Joe Dante’s Gremlins has been a beloved franchise for four decades, with its iconic characters Gizmo and the nefarious gremlins captivating audiences of all ages. Now, a new animated prequel series, Gremlins: Secrets of the Mogwai, has been released on HBO Max, exploring the origins of the beloved mogwai creatures while also telling a standalone story with an all-star vocal cast and eye-catching animation.
From its lizard-brain appeal of Gizmo’s cuteness and the gremlins’ Chuck Jones-inspired mayhem to its cautionary tales about conscientious stewardship of nature and the encroachment of technology, Gremlins has always been simultaneously elemental and malleable. The series’ critique has been extended to capitalism and the chaos that runs amok when attempting to commodify what is not fully understood.
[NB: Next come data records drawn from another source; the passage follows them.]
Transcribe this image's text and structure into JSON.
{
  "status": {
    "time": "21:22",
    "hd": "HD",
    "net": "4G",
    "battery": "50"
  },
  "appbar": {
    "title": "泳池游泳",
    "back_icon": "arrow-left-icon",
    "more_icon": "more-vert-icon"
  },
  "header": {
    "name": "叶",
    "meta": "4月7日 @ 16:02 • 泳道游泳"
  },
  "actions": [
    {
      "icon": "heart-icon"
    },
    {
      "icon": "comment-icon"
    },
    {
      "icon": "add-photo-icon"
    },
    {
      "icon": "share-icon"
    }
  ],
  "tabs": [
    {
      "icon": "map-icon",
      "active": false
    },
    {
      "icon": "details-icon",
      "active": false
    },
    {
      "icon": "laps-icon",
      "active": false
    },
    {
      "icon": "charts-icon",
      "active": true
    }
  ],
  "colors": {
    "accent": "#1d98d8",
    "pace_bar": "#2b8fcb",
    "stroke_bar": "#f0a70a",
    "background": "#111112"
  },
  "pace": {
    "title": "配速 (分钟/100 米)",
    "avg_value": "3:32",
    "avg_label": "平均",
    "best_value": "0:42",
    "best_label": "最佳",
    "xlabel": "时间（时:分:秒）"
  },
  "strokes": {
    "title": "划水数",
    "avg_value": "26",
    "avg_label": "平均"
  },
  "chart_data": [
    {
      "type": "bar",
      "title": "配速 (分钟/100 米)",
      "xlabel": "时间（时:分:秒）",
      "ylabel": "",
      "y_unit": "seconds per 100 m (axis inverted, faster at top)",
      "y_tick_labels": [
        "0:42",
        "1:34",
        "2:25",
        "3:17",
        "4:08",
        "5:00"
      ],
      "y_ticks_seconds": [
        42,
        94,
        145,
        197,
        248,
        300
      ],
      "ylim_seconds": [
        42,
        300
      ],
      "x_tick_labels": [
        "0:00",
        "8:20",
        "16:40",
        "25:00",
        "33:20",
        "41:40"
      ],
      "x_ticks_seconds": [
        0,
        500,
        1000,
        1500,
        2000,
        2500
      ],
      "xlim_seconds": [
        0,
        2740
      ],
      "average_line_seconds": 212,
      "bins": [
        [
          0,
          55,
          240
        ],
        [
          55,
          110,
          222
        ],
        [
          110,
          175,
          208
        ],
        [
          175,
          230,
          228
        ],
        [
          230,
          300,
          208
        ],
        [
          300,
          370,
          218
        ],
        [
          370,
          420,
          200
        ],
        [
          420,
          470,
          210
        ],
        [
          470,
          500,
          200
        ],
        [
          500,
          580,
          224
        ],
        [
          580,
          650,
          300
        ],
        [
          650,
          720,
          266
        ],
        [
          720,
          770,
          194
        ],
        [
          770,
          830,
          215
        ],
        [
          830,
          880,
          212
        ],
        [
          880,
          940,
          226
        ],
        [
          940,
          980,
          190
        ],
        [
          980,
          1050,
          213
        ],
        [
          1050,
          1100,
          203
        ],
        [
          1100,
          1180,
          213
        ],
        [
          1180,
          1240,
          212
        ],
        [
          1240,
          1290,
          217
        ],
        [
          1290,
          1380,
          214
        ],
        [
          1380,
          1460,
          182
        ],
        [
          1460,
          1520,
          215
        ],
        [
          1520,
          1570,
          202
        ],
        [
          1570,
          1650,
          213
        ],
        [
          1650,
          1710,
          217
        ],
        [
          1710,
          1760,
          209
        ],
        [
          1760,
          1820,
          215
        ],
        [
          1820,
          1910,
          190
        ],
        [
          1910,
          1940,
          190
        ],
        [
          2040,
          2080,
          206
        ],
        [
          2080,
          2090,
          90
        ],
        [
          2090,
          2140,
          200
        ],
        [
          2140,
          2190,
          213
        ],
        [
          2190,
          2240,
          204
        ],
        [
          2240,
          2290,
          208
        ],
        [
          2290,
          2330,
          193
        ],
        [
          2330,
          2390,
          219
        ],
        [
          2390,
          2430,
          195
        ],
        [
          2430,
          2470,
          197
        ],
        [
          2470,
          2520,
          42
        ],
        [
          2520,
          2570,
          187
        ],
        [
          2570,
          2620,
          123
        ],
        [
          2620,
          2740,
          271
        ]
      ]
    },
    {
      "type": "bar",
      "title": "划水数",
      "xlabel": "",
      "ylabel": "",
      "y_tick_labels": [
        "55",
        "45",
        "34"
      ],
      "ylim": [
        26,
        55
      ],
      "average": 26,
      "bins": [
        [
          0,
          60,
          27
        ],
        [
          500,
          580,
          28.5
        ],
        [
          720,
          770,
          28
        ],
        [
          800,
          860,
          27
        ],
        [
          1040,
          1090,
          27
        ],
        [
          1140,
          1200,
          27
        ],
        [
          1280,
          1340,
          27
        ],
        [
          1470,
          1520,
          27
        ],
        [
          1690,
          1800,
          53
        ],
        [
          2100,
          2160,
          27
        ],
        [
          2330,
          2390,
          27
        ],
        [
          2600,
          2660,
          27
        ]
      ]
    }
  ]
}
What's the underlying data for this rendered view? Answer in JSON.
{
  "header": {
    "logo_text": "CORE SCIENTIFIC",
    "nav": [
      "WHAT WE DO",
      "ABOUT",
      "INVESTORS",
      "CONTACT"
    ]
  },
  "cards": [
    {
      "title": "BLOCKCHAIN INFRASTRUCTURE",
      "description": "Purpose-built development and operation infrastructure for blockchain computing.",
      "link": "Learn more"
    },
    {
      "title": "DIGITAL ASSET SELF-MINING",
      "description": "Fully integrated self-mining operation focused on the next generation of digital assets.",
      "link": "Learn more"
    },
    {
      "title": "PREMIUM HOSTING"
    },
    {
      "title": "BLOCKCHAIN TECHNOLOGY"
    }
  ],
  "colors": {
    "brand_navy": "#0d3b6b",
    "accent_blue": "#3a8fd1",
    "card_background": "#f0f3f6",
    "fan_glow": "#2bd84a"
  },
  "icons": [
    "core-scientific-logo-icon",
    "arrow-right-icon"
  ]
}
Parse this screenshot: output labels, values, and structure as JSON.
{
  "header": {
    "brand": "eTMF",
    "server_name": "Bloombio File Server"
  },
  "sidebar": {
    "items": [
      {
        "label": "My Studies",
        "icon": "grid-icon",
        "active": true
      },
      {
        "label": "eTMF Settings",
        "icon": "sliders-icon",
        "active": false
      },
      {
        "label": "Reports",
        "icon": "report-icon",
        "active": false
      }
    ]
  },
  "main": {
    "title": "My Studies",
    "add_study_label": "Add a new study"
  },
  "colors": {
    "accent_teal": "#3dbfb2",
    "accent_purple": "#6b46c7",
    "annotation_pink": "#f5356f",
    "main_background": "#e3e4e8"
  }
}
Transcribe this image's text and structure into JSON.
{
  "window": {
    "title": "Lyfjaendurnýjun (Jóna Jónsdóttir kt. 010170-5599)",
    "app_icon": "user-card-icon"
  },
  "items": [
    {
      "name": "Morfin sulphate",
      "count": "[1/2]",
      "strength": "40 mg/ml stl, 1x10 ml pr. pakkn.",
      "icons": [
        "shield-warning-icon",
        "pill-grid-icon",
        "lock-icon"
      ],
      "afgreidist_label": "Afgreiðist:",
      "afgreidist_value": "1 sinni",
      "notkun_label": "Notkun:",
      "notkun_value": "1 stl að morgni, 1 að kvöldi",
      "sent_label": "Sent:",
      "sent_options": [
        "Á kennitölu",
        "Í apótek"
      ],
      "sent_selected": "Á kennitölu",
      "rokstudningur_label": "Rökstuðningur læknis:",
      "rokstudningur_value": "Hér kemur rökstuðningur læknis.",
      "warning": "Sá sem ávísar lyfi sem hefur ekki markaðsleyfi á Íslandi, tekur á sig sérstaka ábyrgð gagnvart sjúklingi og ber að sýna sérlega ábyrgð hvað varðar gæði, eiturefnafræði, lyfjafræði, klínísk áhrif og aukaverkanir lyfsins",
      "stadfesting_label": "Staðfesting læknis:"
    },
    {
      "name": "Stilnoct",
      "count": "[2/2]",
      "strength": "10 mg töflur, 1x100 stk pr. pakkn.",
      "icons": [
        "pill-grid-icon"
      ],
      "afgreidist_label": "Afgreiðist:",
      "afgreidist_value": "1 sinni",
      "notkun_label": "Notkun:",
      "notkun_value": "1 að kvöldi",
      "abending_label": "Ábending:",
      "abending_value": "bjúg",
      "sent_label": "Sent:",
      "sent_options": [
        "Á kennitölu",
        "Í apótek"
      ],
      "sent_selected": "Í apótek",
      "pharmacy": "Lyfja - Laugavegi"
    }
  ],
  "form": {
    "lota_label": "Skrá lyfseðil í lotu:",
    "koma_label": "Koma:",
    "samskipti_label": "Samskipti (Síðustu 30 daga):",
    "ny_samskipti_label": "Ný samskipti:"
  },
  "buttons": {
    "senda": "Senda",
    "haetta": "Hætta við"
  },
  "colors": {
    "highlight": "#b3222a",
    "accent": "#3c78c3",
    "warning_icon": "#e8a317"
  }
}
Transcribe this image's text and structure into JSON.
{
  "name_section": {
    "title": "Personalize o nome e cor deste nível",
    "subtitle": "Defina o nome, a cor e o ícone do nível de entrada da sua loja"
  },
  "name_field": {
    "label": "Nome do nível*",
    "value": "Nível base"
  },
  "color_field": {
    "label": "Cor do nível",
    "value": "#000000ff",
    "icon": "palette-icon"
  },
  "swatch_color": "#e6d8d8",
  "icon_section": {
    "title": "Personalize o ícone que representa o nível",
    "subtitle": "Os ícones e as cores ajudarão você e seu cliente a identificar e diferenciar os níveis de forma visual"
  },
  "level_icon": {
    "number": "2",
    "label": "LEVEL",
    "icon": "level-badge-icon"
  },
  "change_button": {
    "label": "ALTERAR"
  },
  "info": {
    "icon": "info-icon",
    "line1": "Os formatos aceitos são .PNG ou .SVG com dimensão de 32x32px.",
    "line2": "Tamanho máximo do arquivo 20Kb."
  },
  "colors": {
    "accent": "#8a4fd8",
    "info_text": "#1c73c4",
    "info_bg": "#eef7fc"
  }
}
Created by Tze Chun, the 10-episode animated series has dedicated itself to giving Gizmo and his companions a backstory that they probably didn’t require yet still manages to capture the tones and themes of the original films. Set in Shanghai circa 1920, the story follows young Sam Wing, sheltered by his parents who run a medicinal shop, on his quest to protect Gizmo from the evil Riley Greene, who is half-sorcerer and half-industrialist and aware of some particularly wicked uses for mogwai.
The series offers explanations for where the mogwai came from and expands on the rules for mogwai maintenance. While the expanded mythos may not add much to the overall enjoyment of the series, the infusion of Chinese culture – including the use of goji berries and jiangshi, as well as the costumes and architecture of 1920s Shanghai – helps to avoid Orientalist exoticism that pervaded the films.
What makes Gremlins: Secrets of the Mogwai stand out is its solidly aspirational characterizations and clever dialogue, driven by nods to the original movies but without over-reliance on contemporary pop culture references and meta humor. The series exists in its own particular flavor – one that highlights both the primal appeal of the mogwai and gremlin characters and the emotional gravity of the series’ themes.
While not as scary or giddy as the original Gremlins film, Secrets of the Mogwai has its own appeal, with the cel-shaded animation style and versatile score popping. The animated format makes it easy to just giggle at the spectacle of a pulverized gremlin, and the series has less emotional impact than the original films. Nonetheless, the franchise-correcting authenticity and heart with which Gremlins: Secrets of the Mogwai is done is enough to capture the spirit of the original movies, and fans can’t wait for more.